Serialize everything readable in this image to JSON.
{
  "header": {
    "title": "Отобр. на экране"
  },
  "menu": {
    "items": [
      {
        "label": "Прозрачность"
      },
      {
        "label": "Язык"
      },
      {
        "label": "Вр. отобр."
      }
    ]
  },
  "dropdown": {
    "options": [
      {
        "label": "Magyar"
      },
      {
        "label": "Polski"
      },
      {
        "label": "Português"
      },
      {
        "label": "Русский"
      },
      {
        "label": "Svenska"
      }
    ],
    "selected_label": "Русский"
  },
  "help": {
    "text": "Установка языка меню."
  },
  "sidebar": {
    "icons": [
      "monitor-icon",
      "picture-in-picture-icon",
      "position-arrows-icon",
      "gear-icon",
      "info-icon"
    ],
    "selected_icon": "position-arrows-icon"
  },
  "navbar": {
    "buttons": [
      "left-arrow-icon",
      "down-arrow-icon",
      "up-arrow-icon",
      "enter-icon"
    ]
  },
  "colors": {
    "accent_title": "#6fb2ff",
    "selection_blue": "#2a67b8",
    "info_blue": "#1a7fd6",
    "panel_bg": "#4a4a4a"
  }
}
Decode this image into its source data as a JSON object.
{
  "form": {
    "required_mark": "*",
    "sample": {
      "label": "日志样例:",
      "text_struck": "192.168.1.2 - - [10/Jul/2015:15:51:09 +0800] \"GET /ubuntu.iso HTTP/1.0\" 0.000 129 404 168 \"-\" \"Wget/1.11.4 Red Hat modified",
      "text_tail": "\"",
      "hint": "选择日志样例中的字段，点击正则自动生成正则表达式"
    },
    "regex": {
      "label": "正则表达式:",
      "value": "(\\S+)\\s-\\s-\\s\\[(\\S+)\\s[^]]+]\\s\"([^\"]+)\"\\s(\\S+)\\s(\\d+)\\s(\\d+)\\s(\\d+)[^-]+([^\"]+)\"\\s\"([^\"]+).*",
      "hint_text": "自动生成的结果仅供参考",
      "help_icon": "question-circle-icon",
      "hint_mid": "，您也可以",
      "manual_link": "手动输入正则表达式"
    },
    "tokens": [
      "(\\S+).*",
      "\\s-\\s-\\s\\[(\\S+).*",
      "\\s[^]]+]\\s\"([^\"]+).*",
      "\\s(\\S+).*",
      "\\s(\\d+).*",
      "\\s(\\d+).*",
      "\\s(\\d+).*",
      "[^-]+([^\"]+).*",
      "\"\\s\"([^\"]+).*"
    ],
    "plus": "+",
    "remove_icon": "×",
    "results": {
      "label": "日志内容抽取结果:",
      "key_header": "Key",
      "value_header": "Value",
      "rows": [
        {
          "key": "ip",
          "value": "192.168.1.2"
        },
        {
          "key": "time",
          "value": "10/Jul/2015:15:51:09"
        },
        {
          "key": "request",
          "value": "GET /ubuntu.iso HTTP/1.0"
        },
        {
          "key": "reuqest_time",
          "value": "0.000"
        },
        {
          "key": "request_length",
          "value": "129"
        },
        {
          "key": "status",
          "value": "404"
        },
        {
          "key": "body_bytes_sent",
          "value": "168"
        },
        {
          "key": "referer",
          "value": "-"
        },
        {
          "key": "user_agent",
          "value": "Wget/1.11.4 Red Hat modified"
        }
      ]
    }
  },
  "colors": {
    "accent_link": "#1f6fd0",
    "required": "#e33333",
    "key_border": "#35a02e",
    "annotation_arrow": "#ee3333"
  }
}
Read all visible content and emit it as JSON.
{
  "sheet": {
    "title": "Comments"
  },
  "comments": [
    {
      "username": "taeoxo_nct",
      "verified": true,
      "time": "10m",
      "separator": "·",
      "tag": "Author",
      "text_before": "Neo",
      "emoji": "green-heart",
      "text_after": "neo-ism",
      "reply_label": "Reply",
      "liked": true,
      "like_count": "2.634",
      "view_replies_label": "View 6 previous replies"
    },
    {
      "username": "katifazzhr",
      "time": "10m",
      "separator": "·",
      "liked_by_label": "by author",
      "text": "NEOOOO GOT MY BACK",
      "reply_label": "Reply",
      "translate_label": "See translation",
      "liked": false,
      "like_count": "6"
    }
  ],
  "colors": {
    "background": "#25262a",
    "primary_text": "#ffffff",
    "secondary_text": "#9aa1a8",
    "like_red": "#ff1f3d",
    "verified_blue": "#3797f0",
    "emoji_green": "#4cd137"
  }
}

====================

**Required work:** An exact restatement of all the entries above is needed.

**Exercise result:**
Serialize everything readable in this image to JSON.
{
  "header": {
    "title": "Отобр. на экране"
  },
  "menu": {
    "items": [
      {
        "label": "Прозрачность"
      },
      {
        "label": "Язык"
      },
      {
        "label": "Вр. отобр."
      }
    ]
  },
  "dropdown": {
    "options": [
      {
        "label": "Magyar"
      },
      {
        "label": "Polski"
      },
      {
        "label": "Português"
      },
      {
        "label": "Русский"
      },
      {
        "label": "Svenska"
      }
    ],
    "selected_label": "Русский"
  },
  "help": {
    "text": "Установка языка меню."
  },
  "sidebar": {
    "icons": [
      "monitor-icon",
      "picture-in-picture-icon",
      "position-arrows-icon",
      "gear-icon",
      "info-icon"
    ],
    "selected_icon": "position-arrows-icon"
  },
  "navbar": {
    "buttons": [
      "left-arrow-icon",
      "down-arrow-icon",
      "up-arrow-icon",
      "enter-icon"
    ]
  },
  "colors": {
    "accent_title": "#6fb2ff",
    "selection_blue": "#2a67b8",
    "info_blue": "#1a7fd6",
    "panel_bg": "#4a4a4a"
  }
}
Decode this image into its source data as a JSON object.
{
  "form": {
    "required_mark": "*",
    "sample": {
      "label": "日志样例:",
      "text_struck": "192.168.1.2 - - [10/Jul/2015:15:51:09 +0800] \"GET /ubuntu.iso HTTP/1.0\" 0.000 129 404 168 \"-\" \"Wget/1.11.4 Red Hat modified",
      "text_tail": "\"",
      "hint": "选择日志样例中的字段，点击正则自动生成正则表达式"
    },
    "regex": {
      "label": "正则表达式:",
      "value": "(\\S+)\\s-\\s-\\s\\[(\\S+)\\s[^]]+]\\s\"([^\"]+)\"\\s(\\S+)\\s(\\d+)\\s(\\d+)\\s(\\d+)[^-]+([^\"]+)\"\\s\"([^\"]+).*",
      "hint_text": "自动生成的结果仅供参考",
      "help_icon": "question-circle-icon",
      "hint_mid": "，您也可以",
      "manual_link": "手动输入正则表达式"
    },
    "tokens": [
      "(\\S+).*",
      "\\s-\\s-\\s\\[(\\S+).*",
      "\\s[^]]+]\\s\"([^\"]+).*",
      "\\s(\\S+).*",
      "\\s(\\d+).*",
      "\\s(\\d+).*",
      "\\s(\\d+).*",
      "[^-]+([^\"]+).*",
      "\"\\s\"([^\"]+).*"
    ],
    "plus": "+",
    "remove_icon": "×",
    "results": {
      "label": "日志内容抽取结果:",
      "key_header": "Key",
      "value_header": "Value",
      "rows": [
        {
          "key": "ip",
          "value": "192.168.1.2"
        },
        {
          "key": "time",
          "value": "10/Jul/2015:15:51:09"
        },
        {
          "key": "request",
          "value": "GET /ubuntu.iso HTTP/1.0"
        },
        {
          "key": "reuqest_time",
          "value": "0.000"
        },
        {
          "key": "request_length",
          "value": "129"
        },
        {
          "key": "status",
          "value": "404"
        },
        {
          "key": "body_bytes_sent",
          "value": "168"
        },
        {
          "key": "referer",
          "value": "-"
        },
        {
          "key": "user_agent",
          "value": "Wget/1.11.4 Red Hat modified"
        }
      ]
    }
  },
  "colors": {
    "accent_link": "#1f6fd0",
    "required": "#e33333",
    "key_border": "#35a02e",
    "annotation_arrow": "#ee3333"
  }
}
Read all visible content and emit it as JSON.
{
  "sheet": {
    "title": "Comments"
  },
  "comments": [
    {
      "username": "taeoxo_nct",
      "verified": true,
      "time": "10m",
      "separator": "·",
      "tag": "Author",
      "text_before": "Neo",
      "emoji": "green-heart",
      "text_after": "neo-ism",
      "reply_label": "Reply",
      "liked": true,
      "like_count": "2.634",
      "view_replies_label": "View 6 previous replies"
    },
    {
      "username": "katifazzhr",
      "time": "10m",
      "separator": "·",
      "liked_by_label": "by author",
      "text": "NEOOOO GOT MY BACK",
      "reply_label": "Reply",
      "translate_label": "See translation",
      "liked": false,
      "like_count": "6"
    }
  ],
  "colors": {
    "background": "#25262a",
    "primary_text": "#ffffff",
    "secondary_text": "#9aa1a8",
    "like_red": "#ff1f3d",
    "verified_blue": "#3797f0",
    "emoji_green": "#4cd137"
  }
}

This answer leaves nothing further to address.